Scavia, with the University of Michigan, said significant changes are needed to shrink the dead zone – and quickly. The dead zone appears to be reaching a “tipping point” where the system is becoming increasingly sensitive to nutrient inputs, he said, and climate change exacerbates the problem as it warms water and increases intense storms.
Scavia’s solution? Fix the federal “farm bill,” which determines agriculture policy and subsidies. “It’s that difficult, and that simple,” he said. “It’s how much we incentivize producers. I believe farmers understand and do want to protect the environment.”
Voluntary methods are all well and good, said Rota, of the Gulf Restoration Network, but he wants to see enforceable standards as well. His group and others recently filed a lawsuit asking the EPA to set national criteria for nitrogen and phosphorus runoff. “We need that minimum bar to start making progress,” he said, “because so far, we’ve only seen the dead zone trending bigger.”

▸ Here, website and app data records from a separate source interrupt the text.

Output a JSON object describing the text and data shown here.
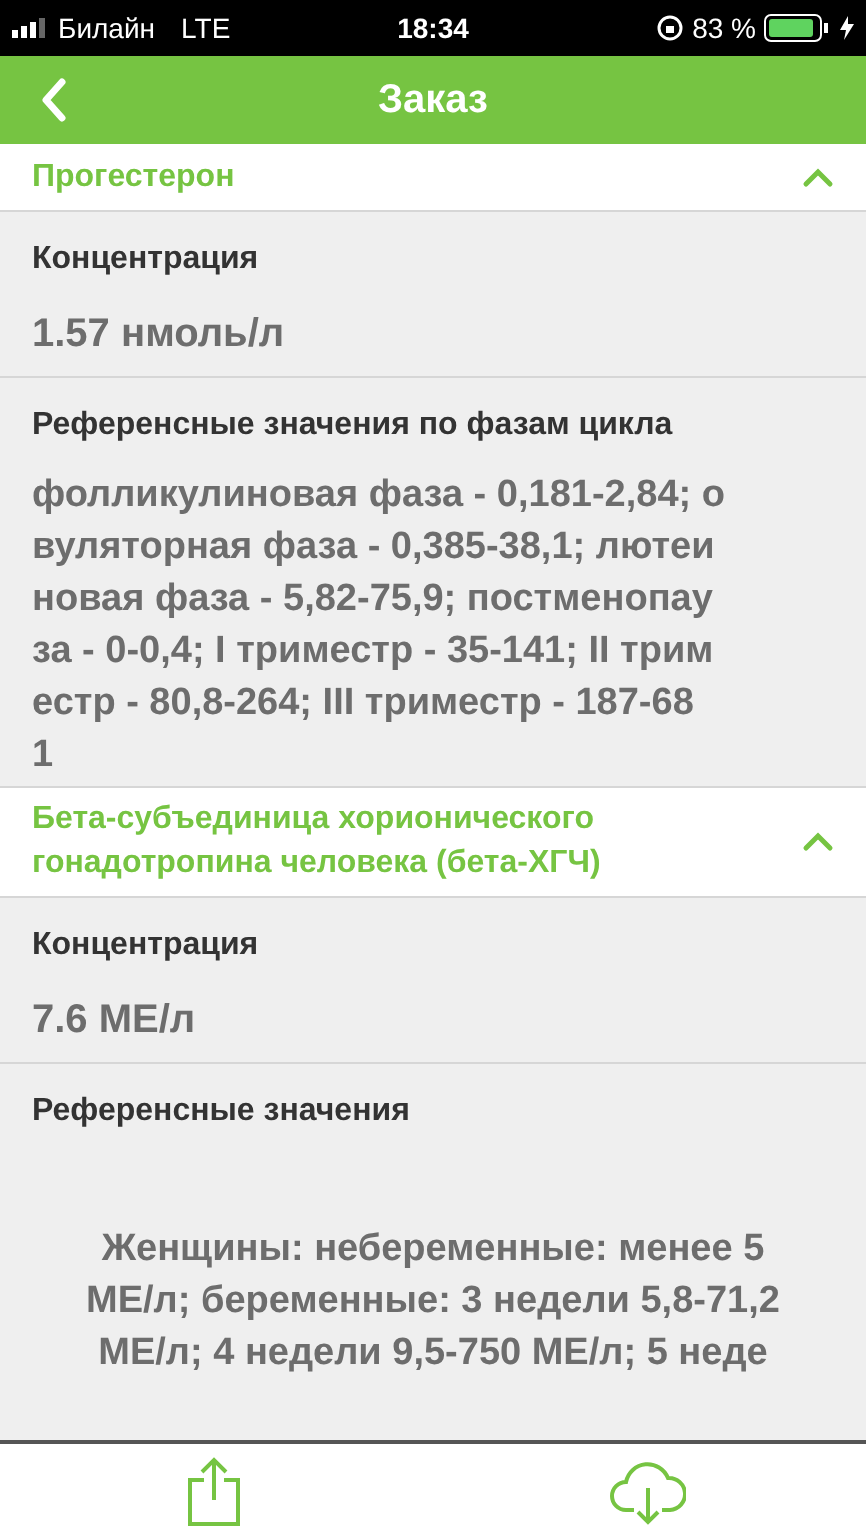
{
  "status_bar": {
    "carrier": "Билайн",
    "network": "LTE",
    "time": "18:34",
    "battery": "83 %"
  },
  "header": {
    "title": "Заказ"
  },
  "sections": [
    {
      "title": [
        "Прогестерон"
      ],
      "expanded": true,
      "fields": [
        {
          "kind": "value",
          "label": "Концентрация",
          "lines": [
            "1.57 нмоль/л"
          ]
        },
        {
          "kind": "reference",
          "label": "Референсные значения по фазам цикла",
          "lines": [
            "фолликулиновая фаза - 0,181-2,84; о",
            "вуляторная фаза - 0,385-38,1; лютеи",
            "новая фаза - 5,82-75,9; постменопау",
            "за - 0-0,4; I триместр - 35-141; II трим",
            "естр - 80,8-264; III триместр - 187-68",
            "1"
          ]
        }
      ]
    },
    {
      "title": [
        "Бета-субъединица хорионического",
        "гонадотропина человека (бета-ХГЧ)"
      ],
      "expanded": true,
      "fields": [
        {
          "kind": "value",
          "label": "Концентрация",
          "lines": [
            "7.6 МЕ/л"
          ]
        },
        {
          "kind": "reference_centered",
          "label": "Референсные значения",
          "lines": [
            "Женщины: небеременные: менее 5",
            "МЕ/л; беременные: 3 недели 5,8-71,2",
            "МЕ/л; 4 недели 9,5-750 МЕ/л; 5 неде"
          ]
        }
      ]
    }
  ]
}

The EPA has so far refused to set national criteria, saying the best approach is to work with states to develop their own standards and cleanup plans.
For his part, Northey said the first step is education. Through the task force, he has taken Iowa farmers down to the Gulf and brought people from Mississippi back up to see what Iowa farmers are doing.
The rivers forever link farmers in the Midwest and fishers in the Gulf.
“Maybe it doesn’t seem like it when you’re working on your farm on a cold November morning, but we are tied to those folks,” Northey said. “We are tied, up and down the river, all together.”